Bellahouston Park is one of the biggest parks in Glasgow. It has seen two Papal masses, several pop concerts and the Empire Exhibition of 1938. It houses the House for an Art Lover, a ski slope and leisure centre too, even though all of those are currently closed. Bellahouston is a park of several parts, flat plain, hill and cultural quarter. Calmer towards Mosspark, busier towards Paisley Road West. I can walk there from my house and I’ve now been twice since lockdown started. A decent view can be had over much of the city, particularly in winter when the trees are bare, but it is particularly fine to look from the Cathkin Braes to the Gleniffer Braes to Eaglesham with the wind turbines. From the Empire Exhibition monument, I could see almost to my house, across an urban landscape but a familiar one. The best urban landscapes to survey are familiar in my experience.

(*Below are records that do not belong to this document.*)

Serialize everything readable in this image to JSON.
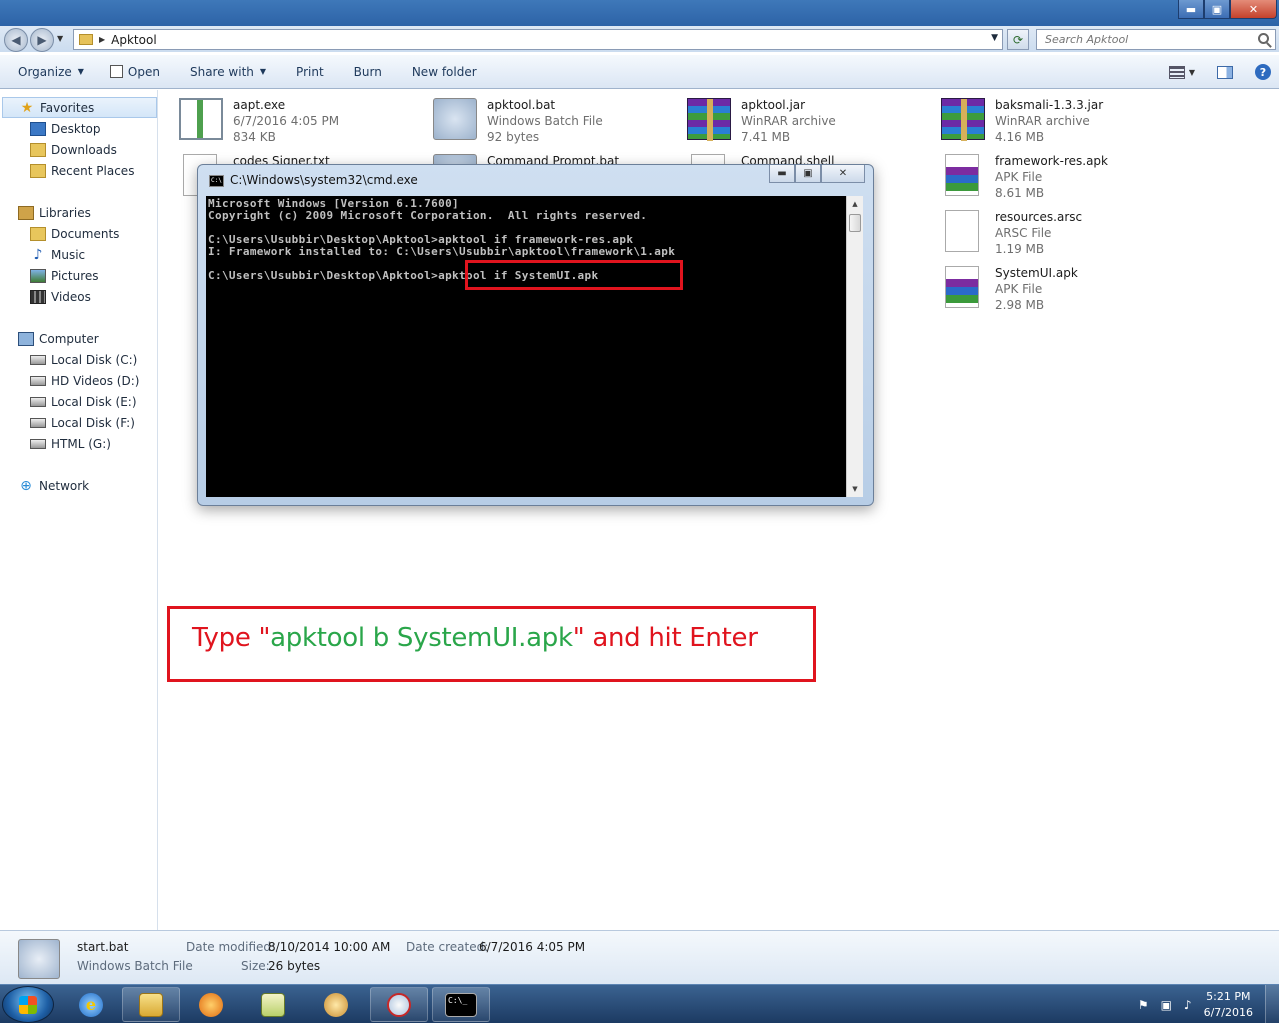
{
  "window": {
    "minimize_label": "▬",
    "maximize_label": "▣",
    "close_label": "✕"
  },
  "address": {
    "path": "Apktool",
    "search_placeholder": "Search Apktool"
  },
  "toolbar": {
    "organize": "Organize",
    "open": "Open",
    "share_with": "Share with",
    "print": "Print",
    "burn": "Burn",
    "new_folder": "New folder"
  },
  "sidebar": {
    "favorites": "Favorites",
    "desktop": "Desktop",
    "downloads": "Downloads",
    "recent_places": "Recent Places",
    "libraries": "Libraries",
    "documents": "Documents",
    "music": "Music",
    "pictures": "Pictures",
    "videos": "Videos",
    "computer": "Computer",
    "drive_c": "Local Disk (C:)",
    "drive_d": "HD Videos (D:)",
    "drive_e": "Local Disk (E:)",
    "drive_f": "Local Disk (F:)",
    "drive_g": "HTML (G:)",
    "network": "Network"
  },
  "files": {
    "aapt": {
      "name": "aapt.exe",
      "line2": "6/7/2016 4:05 PM",
      "line3": "834 KB"
    },
    "apktool_bat": {
      "name": "apktool.bat",
      "line2": "Windows Batch File",
      "line3": "92 bytes"
    },
    "apktool_jar": {
      "name": "apktool.jar",
      "line2": "WinRAR archive",
      "line3": "7.41 MB"
    },
    "baksmali": {
      "name": "baksmali-1.3.3.jar",
      "line2": "WinRAR archive",
      "line3": "4.16 MB"
    },
    "codes_signer": {
      "name": "codes Signer.txt"
    },
    "command_prompt": {
      "name": "Command Prompt.bat"
    },
    "command_shell": {
      "name": "Command.shell"
    },
    "framework_res": {
      "name": "framework-res.apk",
      "line2": "APK File",
      "line3": "8.61 MB"
    },
    "resources": {
      "name": "resources.arsc",
      "line2": "ARSC File",
      "line3": "1.19 MB"
    },
    "systemui": {
      "name": "SystemUI.apk",
      "line2": "APK File",
      "line3": "2.98 MB"
    }
  },
  "cmd": {
    "title": "C:\\Windows\\system32\\cmd.exe",
    "icon_text": "C:\\",
    "lines": [
      "Microsoft Windows [Version 6.1.7600]",
      "Copyright (c) 2009 Microsoft Corporation.  All rights reserved.",
      "",
      "C:\\Users\\Usubbir\\Desktop\\Apktool>apktool if framework-res.apk",
      "I: Framework installed to: C:\\Users\\Usubbir\\apktool\\framework\\1.apk",
      "",
      "C:\\Users\\Usubbir\\Desktop\\Apktool>apktool if SystemUI.apk"
    ]
  },
  "annotation": {
    "prefix": "Type \"",
    "command": "apktool b SystemUI.apk",
    "suffix": "\" and hit Enter"
  },
  "details": {
    "name": "start.bat",
    "type": "Windows Batch File",
    "modified_label": "Date modified:",
    "modified_value": "8/10/2014 10:00 AM",
    "size_label": "Size:",
    "size_value": "26 bytes",
    "created_label": "Date created:",
    "created_value": "6/7/2016 4:05 PM"
  },
  "taskbar": {
    "ie_glyph": "e",
    "cmd_glyph": "C:\\_",
    "time": "5:21 PM",
    "date": "6/7/2016"
  },
  "colors": {
    "annotation_red": "#e0141e",
    "annotation_green": "#2aa64a"
  }
}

Having said that, the Sunken Garden has had better days. It sits where Bellahouston House once stood. The blocks of Glasgow Roots are still there and they work as contemporary art, even if their information has gone in many cases. The libraries one is close to my heart though I liked reading the history of railways in the city. The other day railway historian Tim Dunn Tweeted a picture of cut-and-cover works during the redevelopment of the Glasgow Subway in the 1970s, the old ticket office at St. Enoch standing still amidst the chaos. Our city has a lot of railways still but much less than it did. I could hear more cars than trains from Bellahouston, to be fair.
Glasgow is known as the Dear Green Place and it has many parks, some more celebrated and visited than others. Bellahouston is not even my local. Two cemeteries and even another park are closer. I like Bellahouston. It’s huge, it has a history all of its own. An estate to an exhibition space to an encounter with a Pope or two. 1.3 miles from the house.

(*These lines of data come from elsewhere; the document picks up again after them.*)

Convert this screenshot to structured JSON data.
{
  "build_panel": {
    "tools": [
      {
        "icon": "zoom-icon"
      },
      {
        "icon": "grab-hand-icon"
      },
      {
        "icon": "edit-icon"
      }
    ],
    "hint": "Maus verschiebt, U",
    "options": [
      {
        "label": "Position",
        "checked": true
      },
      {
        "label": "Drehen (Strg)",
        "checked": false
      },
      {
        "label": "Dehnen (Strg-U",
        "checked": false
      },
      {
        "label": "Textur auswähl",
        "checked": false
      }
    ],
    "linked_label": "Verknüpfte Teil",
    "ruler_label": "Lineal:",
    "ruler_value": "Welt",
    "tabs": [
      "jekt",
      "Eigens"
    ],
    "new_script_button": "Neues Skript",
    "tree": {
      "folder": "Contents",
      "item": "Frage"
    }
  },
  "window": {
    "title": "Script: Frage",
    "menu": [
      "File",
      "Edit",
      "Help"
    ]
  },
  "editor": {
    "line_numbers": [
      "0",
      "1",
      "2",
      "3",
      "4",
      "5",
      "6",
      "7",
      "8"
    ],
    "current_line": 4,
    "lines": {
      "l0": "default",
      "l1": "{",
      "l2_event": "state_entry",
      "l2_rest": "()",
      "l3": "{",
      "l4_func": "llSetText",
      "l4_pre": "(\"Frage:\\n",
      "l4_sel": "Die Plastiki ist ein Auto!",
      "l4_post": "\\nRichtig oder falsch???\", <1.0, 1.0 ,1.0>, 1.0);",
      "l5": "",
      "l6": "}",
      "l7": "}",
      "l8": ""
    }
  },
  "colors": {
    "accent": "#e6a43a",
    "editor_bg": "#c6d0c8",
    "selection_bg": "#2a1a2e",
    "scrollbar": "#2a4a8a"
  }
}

Thanks for reading. 5 In 5 is a new five-part series here on Walking Talking, some interesting places within five miles of where I live, which is at time of writing the recommended maximum distance to travel for leisure in Scotland. It is inspired by a social media campaign from Historic Environment Scotland, encouraging its users to share five historical places near them.